Skip to main content

Data-Driven Instruction

July 16, 2018

The introduction of the Response to Intervention (RtI) model in school districts means the role of data is more vital than ever. Educators are responsible for administering assessments, collecting data, analyzing data, and determining how to use the results. In schools today, assessment and instruction are closely linked and data-driven instruction is leading the way.

Data analysis provides educators the knowledge of what students know, what they should know, and what can be done to meet academic needs. Through interpretation, the educator makes informed decisions that affect student progress. In our M.Ed. and graduate teacher education programs at Merrimack’s School of Education & Social Policy, we ensure that the educators we teach understand how to use multiple data sources over a period of time to facilitate well-informed instructional decisions. Educators gain experience through hands-on courses using a variety of assessments and data, including:

State and District-Wide Assessments:

  • Results from assessments indicate which students performed at the advanced, proficient, basic, or below basic levels. These results help educators choose student groups, create seating charts, and differentiate instruction.
  • Analysis of test results per period taught guides decisions. If a high number of students scored advanced in a third-period class and a high number of students score basic in period two, an educator asks what is happening differently in period two than three. Adjusting teaching and support as needed is a key outcome of analyzing results like these.
  • Examine how “A” students performed on the test.

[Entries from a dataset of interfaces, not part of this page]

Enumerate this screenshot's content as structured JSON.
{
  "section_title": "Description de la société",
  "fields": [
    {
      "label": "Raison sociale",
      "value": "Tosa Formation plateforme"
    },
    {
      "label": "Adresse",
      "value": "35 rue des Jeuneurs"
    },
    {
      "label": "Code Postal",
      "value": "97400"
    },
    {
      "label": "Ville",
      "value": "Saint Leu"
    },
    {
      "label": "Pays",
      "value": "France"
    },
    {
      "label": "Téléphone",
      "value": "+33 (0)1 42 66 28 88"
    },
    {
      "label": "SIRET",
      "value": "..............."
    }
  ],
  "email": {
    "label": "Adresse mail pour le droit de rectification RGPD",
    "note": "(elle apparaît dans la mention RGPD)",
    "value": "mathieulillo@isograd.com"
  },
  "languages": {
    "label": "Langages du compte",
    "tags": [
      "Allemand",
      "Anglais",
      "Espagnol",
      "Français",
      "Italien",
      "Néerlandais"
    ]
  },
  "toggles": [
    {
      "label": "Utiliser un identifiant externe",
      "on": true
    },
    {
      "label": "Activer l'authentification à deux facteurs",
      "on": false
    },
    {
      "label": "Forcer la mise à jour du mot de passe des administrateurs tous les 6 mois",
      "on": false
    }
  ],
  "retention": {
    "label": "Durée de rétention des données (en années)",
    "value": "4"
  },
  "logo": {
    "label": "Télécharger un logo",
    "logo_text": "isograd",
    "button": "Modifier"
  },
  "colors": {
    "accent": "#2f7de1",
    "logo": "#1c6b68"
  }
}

If the strongest students did not perform well, then ask why. Was the performance possibly due to nerves, distractions in the classroom, etc.? Based on the analysis, an educator takes steps prior to the next test. These include providing a quick review of test strategies for lowering anxiety, taking practice tests, maintaining focus during testing, and more.

Formative Assessments:

  • Quizzes, exit slips, and thumbs up/down quickly assess what students know and what skills still need to be addressed.

Summative Assessments:

  • Essays, end-of-unit exams, and projects measure the growth of individual and whole-group learning. If a large number of students score poorly on summative assessments, educators reflect back on the teaching and make necessary adjustments to the content and/or delivery. This is one of the core functions of data-driven instruction.


  • Observations indicate how well students are making sense of the content, struggling with a learning activity, and interacting with others.
  • Observation data allows educators to adjust pacing for the whole class or to provide scaffolding for those students who are still struggling.

Educators collect tremendous amounts of data on students’ attendance, behavior, and performance, but when it comes to improving instruction and learning, it’s not the quantity of the data that counts, but how the information is used (Hamilton et al., 2009). It could be argued as well that it’s the quality of the questions being asked that leads to the strongest uses of data.

In Merrimack’s teacher preparation courses, we provide real-world student assessment data and multi-step projects. M.Ed. students grapple with complexity under the guidance of our faculty who give iterative feedback across assignments. Students immediately apply what they are learning about data-driven instruction in their own classrooms as their understanding of data analysis and data-driven decision-making deepens.